You need to use the completeness of the eigenfunctions

$$\sum_i \psi_i(\vec r_1)\psi_i^*(\vec r_2) = \delta(\vec r_1 - \vec r_2)$$

After plugging in the above completeness relationship on the RHS and your definition of the Green's function on the LHS, the resulting equation is:

$$\sum_i \psi_i^*(\vec r_2)\frac{1}{(\omega - E_i)}\left \{(\omega - h(\vec r_1))\psi_i(\vec r_1) - \int d^3r_3 \Sigma(\vec r_1,\vec r_3)\psi_i(\vec r_3)\right\} =\sum_i \psi_i(\vec r_1)\psi_i^*(\vec r_2)$$

Note, In the above equation I have corrected an error in the Fourier transform of the LHS in your original statement of the problem. Your $$(-\omega -h(\vec r))$$ has been changed to $$(\omega - h(\vec r))$$. This is because the $$i\partial/\partial t$$ transforms to $$\omega$$ not $$-\omega$$.

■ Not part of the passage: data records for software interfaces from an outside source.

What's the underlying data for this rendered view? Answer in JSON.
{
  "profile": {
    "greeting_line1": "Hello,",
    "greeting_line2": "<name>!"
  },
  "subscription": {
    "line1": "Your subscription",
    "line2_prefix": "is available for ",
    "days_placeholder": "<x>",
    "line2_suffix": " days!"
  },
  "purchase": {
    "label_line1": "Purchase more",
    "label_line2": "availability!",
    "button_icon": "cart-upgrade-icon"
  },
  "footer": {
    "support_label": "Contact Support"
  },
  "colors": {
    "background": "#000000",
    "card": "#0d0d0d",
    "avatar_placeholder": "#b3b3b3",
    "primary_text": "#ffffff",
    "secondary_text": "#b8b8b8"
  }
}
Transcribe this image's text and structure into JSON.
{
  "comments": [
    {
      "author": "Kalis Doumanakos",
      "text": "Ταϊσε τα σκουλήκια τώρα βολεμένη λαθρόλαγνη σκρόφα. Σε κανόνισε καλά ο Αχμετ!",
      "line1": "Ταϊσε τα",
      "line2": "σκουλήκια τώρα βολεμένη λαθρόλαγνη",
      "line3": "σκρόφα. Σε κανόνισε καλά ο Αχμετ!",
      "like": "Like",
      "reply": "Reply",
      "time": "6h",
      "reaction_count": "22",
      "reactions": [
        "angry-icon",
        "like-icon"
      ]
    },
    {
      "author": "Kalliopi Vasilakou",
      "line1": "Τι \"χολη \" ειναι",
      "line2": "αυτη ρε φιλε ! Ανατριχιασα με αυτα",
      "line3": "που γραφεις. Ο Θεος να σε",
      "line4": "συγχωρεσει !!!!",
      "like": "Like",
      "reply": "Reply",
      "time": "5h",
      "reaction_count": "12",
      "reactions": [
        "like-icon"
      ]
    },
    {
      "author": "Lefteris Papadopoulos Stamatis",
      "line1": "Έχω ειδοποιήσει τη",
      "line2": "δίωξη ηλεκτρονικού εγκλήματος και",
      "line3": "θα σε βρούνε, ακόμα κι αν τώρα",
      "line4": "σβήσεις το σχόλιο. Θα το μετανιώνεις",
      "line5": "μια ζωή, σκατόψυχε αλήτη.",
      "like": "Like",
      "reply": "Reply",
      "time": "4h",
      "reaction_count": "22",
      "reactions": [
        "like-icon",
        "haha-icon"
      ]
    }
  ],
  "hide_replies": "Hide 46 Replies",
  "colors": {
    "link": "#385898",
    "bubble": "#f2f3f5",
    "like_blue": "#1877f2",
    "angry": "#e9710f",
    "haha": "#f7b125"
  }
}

The coefficients of $$\psi_i^*(\vec r_2)$$ have to be equal by completeness so: $$\frac{1}{(\omega - E_i)}\left \{(\omega - h(\vec r_1))\psi_i(\vec r_1) - \int d^3r_3 \Sigma(\vec r_1,\vec r_3)\psi_i(\vec r_3)\right\} =\psi_i(\vec r_1)$$ Or $$(\omega - h(\vec r_1))\psi_i(\vec r_1) - \int d^3r_3 \Sigma(\vec r_1,\vec r_3)\psi_i(\vec r_3) =\psi_i(\vec r_1)(\omega - E_i)$$

Cancel the $$\omega \psi_i(\vec r_1)$$ from both sides and then multiply both sides by $$-1$$ to get: $$h(\vec r_1)\psi_i(\vec r_1) + \int d^3r_3 \Sigma(\vec r_1,\vec r_3)\psi_i(\vec r_3) =\psi_i(\vec r_1)E_i$$

• Seems there is a problem related to the definition of Fourier transform to cancel $\omega \psi_i(\vec{r}_1)$, I will fix it. Many thanks.
– Jack
Commented Jun 7, 2019 at 13:49
• Yes, that it right. Your LHS fourier transform should have (w - h(r)) not (-w - h(r)). I have updated my answer to reflect this.
– hft
Commented Jun 7, 2019 at 16:49
• @hft You seem to have assumed that the integral operator (which parametricaly depends on $\omega$) $\int d\vec{r}'\left[\left(\omega - h(\vec{r})\right)\delta(\vec{r},\vec{r}')-\Sigma(\vec{r},\vec{r}')\right]\boldsymbol{\cdot}$ has an orthonormal basis which is not always guaranteed (as this operator is not Hermitian or Normal in general), however it might admit bi-orthonormal basis (not sure if this is guaranteed always). So the above arguments need to be generalized taking account of this. Commented Jun 8, 2019 at 22:59